TASK DETAILS: Look for the line containing "Extract the structured" in the records below. Then output it and all the lines that follow, exactly and without any others.

DATA UNDER STUDY:
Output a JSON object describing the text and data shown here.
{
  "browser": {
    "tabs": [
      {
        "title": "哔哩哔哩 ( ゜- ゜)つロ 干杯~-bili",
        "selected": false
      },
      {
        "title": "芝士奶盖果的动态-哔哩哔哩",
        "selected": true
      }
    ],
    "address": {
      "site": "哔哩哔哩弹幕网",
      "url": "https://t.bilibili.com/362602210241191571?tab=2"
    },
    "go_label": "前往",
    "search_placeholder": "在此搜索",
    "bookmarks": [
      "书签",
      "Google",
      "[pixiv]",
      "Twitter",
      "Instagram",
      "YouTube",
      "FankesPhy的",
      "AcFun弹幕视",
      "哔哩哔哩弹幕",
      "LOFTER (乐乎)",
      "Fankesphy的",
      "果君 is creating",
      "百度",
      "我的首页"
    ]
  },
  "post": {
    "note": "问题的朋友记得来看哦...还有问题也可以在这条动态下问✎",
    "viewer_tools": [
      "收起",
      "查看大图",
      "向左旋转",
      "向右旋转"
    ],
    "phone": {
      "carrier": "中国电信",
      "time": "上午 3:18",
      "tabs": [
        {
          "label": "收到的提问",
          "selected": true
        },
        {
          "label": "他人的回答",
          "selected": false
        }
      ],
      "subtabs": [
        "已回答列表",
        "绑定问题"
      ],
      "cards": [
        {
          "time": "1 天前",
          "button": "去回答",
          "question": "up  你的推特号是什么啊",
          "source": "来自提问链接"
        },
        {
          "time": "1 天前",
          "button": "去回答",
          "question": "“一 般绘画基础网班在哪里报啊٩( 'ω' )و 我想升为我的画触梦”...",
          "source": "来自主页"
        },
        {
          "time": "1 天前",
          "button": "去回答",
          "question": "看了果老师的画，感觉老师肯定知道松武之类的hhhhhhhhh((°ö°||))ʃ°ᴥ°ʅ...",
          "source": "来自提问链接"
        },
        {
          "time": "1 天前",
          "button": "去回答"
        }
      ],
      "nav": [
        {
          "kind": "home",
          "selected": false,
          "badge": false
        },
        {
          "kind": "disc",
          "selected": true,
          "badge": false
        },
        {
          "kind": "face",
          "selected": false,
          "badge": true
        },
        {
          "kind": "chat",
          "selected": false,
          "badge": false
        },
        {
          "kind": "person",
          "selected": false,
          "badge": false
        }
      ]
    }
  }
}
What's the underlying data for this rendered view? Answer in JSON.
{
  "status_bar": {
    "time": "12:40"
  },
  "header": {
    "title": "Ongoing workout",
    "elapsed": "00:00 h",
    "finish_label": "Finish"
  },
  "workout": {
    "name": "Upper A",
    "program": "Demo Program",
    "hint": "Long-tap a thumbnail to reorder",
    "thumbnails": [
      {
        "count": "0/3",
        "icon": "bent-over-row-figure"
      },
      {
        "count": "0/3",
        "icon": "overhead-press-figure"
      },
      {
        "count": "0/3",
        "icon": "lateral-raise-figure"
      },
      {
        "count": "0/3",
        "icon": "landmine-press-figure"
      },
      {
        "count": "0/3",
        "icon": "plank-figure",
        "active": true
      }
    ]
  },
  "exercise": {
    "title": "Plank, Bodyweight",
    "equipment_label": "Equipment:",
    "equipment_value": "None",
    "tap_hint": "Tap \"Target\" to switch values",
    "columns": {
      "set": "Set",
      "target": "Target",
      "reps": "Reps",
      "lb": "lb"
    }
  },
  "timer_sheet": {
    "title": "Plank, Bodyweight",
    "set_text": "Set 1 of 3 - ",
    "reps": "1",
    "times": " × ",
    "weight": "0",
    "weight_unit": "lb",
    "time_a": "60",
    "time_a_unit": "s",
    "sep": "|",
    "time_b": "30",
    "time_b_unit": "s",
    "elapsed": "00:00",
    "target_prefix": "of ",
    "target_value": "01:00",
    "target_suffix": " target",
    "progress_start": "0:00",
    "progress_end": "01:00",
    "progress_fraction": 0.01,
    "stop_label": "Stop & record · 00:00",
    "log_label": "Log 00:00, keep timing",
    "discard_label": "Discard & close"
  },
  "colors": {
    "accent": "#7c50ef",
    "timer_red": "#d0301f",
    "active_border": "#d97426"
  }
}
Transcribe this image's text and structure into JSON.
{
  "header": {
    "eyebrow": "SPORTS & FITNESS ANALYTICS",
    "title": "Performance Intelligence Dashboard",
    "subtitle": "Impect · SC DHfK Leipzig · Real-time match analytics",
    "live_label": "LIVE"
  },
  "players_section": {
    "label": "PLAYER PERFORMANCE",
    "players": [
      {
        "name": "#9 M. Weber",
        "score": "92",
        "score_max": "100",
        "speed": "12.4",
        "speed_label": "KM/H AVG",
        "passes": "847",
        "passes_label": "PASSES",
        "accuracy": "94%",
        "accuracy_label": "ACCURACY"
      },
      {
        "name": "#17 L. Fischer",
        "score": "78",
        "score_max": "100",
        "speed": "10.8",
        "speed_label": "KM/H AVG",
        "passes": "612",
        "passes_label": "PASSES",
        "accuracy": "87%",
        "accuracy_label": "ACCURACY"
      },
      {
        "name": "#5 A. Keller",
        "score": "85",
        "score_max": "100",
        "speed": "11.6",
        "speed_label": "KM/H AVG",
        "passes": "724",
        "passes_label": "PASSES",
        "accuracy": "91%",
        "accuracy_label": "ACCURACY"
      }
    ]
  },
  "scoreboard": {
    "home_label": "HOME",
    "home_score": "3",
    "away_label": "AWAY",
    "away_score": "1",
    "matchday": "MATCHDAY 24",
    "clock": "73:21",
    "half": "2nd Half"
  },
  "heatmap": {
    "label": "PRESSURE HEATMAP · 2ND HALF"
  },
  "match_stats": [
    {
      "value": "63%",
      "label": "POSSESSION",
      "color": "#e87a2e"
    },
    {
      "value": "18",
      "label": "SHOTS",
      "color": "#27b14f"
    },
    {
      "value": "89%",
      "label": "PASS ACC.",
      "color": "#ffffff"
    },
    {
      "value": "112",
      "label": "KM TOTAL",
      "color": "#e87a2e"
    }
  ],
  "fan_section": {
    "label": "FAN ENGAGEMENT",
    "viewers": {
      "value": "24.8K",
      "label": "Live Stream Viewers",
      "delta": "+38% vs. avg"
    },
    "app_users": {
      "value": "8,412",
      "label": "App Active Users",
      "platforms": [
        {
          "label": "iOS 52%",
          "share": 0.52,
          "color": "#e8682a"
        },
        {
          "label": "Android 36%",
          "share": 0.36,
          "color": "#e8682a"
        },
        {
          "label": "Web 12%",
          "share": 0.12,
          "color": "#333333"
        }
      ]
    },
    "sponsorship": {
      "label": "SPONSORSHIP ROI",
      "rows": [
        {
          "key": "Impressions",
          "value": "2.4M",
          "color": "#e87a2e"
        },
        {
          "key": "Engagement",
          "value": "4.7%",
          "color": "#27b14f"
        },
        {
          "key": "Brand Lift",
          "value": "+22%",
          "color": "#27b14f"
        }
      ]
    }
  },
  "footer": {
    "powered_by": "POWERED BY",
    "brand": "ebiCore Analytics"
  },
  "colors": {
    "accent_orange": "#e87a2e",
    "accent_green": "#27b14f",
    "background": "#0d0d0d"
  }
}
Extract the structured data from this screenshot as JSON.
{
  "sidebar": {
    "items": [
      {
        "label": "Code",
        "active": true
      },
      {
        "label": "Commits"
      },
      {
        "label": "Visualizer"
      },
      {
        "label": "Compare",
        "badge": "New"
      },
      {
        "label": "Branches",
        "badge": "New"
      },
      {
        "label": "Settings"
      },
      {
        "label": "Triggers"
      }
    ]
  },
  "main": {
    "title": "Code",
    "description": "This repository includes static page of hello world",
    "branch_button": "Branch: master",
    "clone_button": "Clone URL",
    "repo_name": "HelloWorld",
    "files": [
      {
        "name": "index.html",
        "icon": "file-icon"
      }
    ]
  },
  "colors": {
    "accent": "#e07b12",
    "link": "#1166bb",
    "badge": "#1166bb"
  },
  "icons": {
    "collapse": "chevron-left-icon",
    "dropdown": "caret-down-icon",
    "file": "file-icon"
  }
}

TASK SOLUTION:
Extract the structured data from this screenshot as JSON.
{
  "sidebar": {
    "items": [
      {
        "label": "Code",
        "active": true
      },
      {
        "label": "Commits"
      },
      {
        "label": "Visualizer"
      },
      {
        "label": "Compare",
        "badge": "New"
      },
      {
        "label": "Branches",
        "badge": "New"
      },
      {
        "label": "Settings"
      },
      {
        "label": "Triggers"
      }
    ]
  },
  "main": {
    "title": "Code",
    "description": "This repository includes static page of hello world",
    "branch_button": "Branch: master",
    "clone_button": "Clone URL",
    "repo_name": "HelloWorld",
    "files": [
      {
        "name": "index.html",
        "icon": "file-icon"
      }
    ]
  },
  "colors": {
    "accent": "#e07b12",
    "link": "#1166bb",
    "badge": "#1166bb"
  },
  "icons": {
    "collapse": "chevron-left-icon",
    "dropdown": "caret-down-icon",
    "file": "file-icon"
  }
}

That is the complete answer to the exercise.